How many websites do you visit every week? Or—if you’re an internet addict like yours truly—every day?
You may think you know a lot about websites and maybe you are pretty good at distinguishing a well-designed site from a fly-by-night operation. But how much do you really know about the decisions that went into creating those websites? How did they choose their colors and font? How did they decide what types of pages to include? What kind of coffee did they drink while programming?
Well, allow me to let you in on a little secret: Those decisions are not accidents; they’re not random; and home-roasted Kenyan.
Part 3 of 5: As we continue in our series, “Web Design 101,” we get to what most people consider the most exciting part of designing a website: designing!
Clients (or the designers themselves) often have their own “vision” for a project. Like the bride-to-be who’s finally getting a chance to execute the wedding they’ve been dreaming up since they were twelve, they’ve selected the colors, the motif, and where everything should go.
But experienced web designers understand that all of this needs to fit hand-in-hand with the layout, usability, and purpose of the site. Sure, it’s tempting to ask that the site be your favorite shade of blue, but if the site is advertising a new restaurant, you could be hurting your business more than you think.

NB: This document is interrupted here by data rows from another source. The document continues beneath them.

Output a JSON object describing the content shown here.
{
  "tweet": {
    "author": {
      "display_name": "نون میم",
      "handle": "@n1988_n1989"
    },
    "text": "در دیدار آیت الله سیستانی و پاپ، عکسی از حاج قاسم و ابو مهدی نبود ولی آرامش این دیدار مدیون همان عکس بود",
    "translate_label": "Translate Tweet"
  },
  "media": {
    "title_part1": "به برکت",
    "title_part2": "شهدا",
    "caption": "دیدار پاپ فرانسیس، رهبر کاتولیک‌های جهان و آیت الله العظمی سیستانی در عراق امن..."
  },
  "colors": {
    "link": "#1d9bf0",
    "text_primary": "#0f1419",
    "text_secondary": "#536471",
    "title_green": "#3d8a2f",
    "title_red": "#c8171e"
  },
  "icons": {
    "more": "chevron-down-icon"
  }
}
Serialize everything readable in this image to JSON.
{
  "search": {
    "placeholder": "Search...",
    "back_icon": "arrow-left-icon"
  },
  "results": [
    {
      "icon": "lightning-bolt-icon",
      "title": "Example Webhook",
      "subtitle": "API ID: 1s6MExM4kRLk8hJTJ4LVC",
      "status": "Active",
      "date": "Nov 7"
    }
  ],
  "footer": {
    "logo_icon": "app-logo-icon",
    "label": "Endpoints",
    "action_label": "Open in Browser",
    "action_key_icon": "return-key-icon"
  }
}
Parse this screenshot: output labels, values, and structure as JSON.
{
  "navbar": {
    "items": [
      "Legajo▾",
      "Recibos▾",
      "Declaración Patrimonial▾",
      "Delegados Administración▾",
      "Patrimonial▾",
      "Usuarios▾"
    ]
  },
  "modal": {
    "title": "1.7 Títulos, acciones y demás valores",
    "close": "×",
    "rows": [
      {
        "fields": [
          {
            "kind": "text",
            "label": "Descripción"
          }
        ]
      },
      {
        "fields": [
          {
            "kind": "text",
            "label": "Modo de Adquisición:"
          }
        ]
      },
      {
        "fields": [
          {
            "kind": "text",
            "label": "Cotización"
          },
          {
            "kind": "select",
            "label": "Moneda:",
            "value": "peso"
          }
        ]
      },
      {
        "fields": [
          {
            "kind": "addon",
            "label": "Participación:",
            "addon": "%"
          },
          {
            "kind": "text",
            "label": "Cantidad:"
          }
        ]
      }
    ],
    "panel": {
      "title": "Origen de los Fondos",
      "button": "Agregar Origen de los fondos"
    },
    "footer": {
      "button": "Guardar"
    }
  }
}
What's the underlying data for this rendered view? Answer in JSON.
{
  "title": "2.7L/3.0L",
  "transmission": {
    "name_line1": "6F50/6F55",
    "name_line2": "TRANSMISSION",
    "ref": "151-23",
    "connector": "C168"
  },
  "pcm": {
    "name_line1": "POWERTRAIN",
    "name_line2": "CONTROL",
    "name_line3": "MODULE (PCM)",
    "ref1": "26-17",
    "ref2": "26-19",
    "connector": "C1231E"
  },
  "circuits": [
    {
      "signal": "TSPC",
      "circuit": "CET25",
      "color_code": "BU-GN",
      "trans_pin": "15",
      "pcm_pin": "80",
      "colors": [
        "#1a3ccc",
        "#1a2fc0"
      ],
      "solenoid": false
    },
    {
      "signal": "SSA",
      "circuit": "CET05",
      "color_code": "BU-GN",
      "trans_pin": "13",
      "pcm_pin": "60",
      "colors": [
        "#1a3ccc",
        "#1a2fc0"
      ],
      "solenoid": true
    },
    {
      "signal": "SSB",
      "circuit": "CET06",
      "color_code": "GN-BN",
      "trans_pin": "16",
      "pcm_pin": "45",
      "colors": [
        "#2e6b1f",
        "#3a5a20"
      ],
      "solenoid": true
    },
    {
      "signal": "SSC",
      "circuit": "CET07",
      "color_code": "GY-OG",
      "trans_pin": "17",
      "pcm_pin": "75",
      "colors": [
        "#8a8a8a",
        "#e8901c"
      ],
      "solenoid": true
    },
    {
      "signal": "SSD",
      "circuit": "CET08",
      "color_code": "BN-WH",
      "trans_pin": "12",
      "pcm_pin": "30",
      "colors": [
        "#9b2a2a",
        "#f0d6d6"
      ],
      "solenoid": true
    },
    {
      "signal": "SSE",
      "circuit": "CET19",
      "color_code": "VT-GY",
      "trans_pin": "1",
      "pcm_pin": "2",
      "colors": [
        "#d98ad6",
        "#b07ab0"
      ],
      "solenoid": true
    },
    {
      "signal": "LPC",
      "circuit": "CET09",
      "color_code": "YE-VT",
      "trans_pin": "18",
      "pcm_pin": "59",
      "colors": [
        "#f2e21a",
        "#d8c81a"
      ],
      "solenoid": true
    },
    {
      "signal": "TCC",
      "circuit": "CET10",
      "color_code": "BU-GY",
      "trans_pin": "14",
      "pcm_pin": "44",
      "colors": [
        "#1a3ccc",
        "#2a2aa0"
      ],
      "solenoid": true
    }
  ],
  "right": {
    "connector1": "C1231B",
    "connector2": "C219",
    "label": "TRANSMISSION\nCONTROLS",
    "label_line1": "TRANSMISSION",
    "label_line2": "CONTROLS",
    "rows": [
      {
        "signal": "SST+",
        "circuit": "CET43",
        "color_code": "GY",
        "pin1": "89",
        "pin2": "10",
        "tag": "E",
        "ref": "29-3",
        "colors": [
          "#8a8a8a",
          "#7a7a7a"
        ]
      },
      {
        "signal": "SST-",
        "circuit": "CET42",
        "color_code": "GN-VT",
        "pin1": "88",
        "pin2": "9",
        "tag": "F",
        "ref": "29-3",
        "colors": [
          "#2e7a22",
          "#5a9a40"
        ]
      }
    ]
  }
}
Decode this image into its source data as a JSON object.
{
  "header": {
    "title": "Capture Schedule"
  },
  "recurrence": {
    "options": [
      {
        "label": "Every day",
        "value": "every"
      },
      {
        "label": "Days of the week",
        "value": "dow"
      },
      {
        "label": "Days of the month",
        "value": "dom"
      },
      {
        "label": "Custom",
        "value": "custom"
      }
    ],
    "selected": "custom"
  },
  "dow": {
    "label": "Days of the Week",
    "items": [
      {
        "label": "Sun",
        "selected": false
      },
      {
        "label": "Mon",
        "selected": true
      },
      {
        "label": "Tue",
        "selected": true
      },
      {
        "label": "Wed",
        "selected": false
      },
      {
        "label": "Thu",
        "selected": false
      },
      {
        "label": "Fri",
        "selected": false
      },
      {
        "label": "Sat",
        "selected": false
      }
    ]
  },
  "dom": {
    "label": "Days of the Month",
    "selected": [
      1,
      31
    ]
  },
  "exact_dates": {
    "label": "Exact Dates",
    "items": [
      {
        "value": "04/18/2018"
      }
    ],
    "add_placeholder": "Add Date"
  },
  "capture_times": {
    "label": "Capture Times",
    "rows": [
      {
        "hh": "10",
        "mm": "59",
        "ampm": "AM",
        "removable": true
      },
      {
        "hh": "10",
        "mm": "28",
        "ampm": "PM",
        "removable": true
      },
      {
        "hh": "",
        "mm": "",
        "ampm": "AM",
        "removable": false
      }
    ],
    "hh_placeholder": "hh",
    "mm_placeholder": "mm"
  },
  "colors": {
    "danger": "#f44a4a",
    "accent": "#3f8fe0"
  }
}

Scientists have been studying the effect of color on human emotions for decades, so it would be a good idea to use this information to your advantage.
In the intro, we used the example that the color blue could hurt your restaurant’s business. This is because colors in the blue/black/purple spectrum work in the human mind like an appetite suppressant (possibly because they subconsciously trigger memories of mold and spoiled food).
Blue also has the effect of keeping you awake and alert, because it simulates the daytime sky. (Now all of those hours you spend on Facebook while you should be sleeping make sense!)
Red and yellow have the opposite effect on your appetite. Think for a second about the company logos for McDonald’s, Wendy’s, KFC, Chik-fil-A, Sonic…. You’re getting hungry just thinking about it, right? Each of those companies (and many others) use red and/or yellow in their logos.
Those decisions were made purposefully, manipulating your subconscious in order to get you to spend money with them. Very sneaky. And very smart.
Even if you don’t sell food, you still want to consider the purpose of your company when choosing colors for your website. Hunter greens and chocolate browns would work a lot better for a hunting store than they would for a baby boutique.
This is because society has attached certain moods to different colors, and decades (sometimes centuries) of repetition have cemented these emotions. Purple has been associated with royalty since the Dark Ages. Knowing this, you can use it to create a luxurious feel when marketing your high-end jewelry store.
Alex Safie over at StealthBlog.net has created an awesome article and infographic on The Importance of Color Choice in Marketing that we think is a fantastic resource for color selection. Perhaps this will convince you to put a little more thought into your color choices.
Like colors, fonts have their own connotations. A swirling script is seen as more feminine and works for things like tea rooms and jewelry stores. A stocky font that uses all capital letters is more masculine and works for the aforementioned hunting store and sports bars.
There are literally millions of fonts floating around out there, and each of them evokes a certain mood. However, novelty fonts should be used in small doses—headlines, logos, etc.—and not as the majority of your text, because they can be difficult to read.
While we’re at it, please please please, unless you enjoy knowing that people are laughing at you behind your back, STOP using fonts like Comic Sans and Papyrus! At one time they may have been cool and unique, but they’ve shown up on too many homemade birthday party invitations since then and have fallen into disrepute. Respect yourself more than that.
The motif, or theme, of a website design goes beyond color and font into the artistic realm.
One our old site, Clarity’s “motif” was a salmon-colored ribbon that showed up as our menu bar and also the dates on each of our blog posts. Other companies do birds. Or lightning bolts. But the ones that have been most successful at choosing their design motif are the ones that stopped to consider how it would relate to their business.
Color and font aren’t the only aspects of design that play into human emotions and memory. As any English Literature course can tell you, symbols are all around us, and they are almost hardwired into our brains.
Olive branches are symbols of peace. Swords remind us of war and valor. A cake is simply dessert…until you put candles on it; then it’s a birthday party!
Whether you use symbols in your design or not, consider what your reader might be thinking when viewing your website. Decide how you want to be viewed, and make sure your website carries it’s end of the bargain. What kind of colors or designs do you like to see on certain websites?
Do you prefer when a company uses a symbol or motif on it’s website or do you prefer the “utilitarian” approach? Leave your comments below!
Next up: Web Design 101: Content & Language
Clarity Creative Group is a web design & internet marketing company located in beautiful Orlando, Florida. Salmon isn’t our favorite color, but it sure looks good on our site.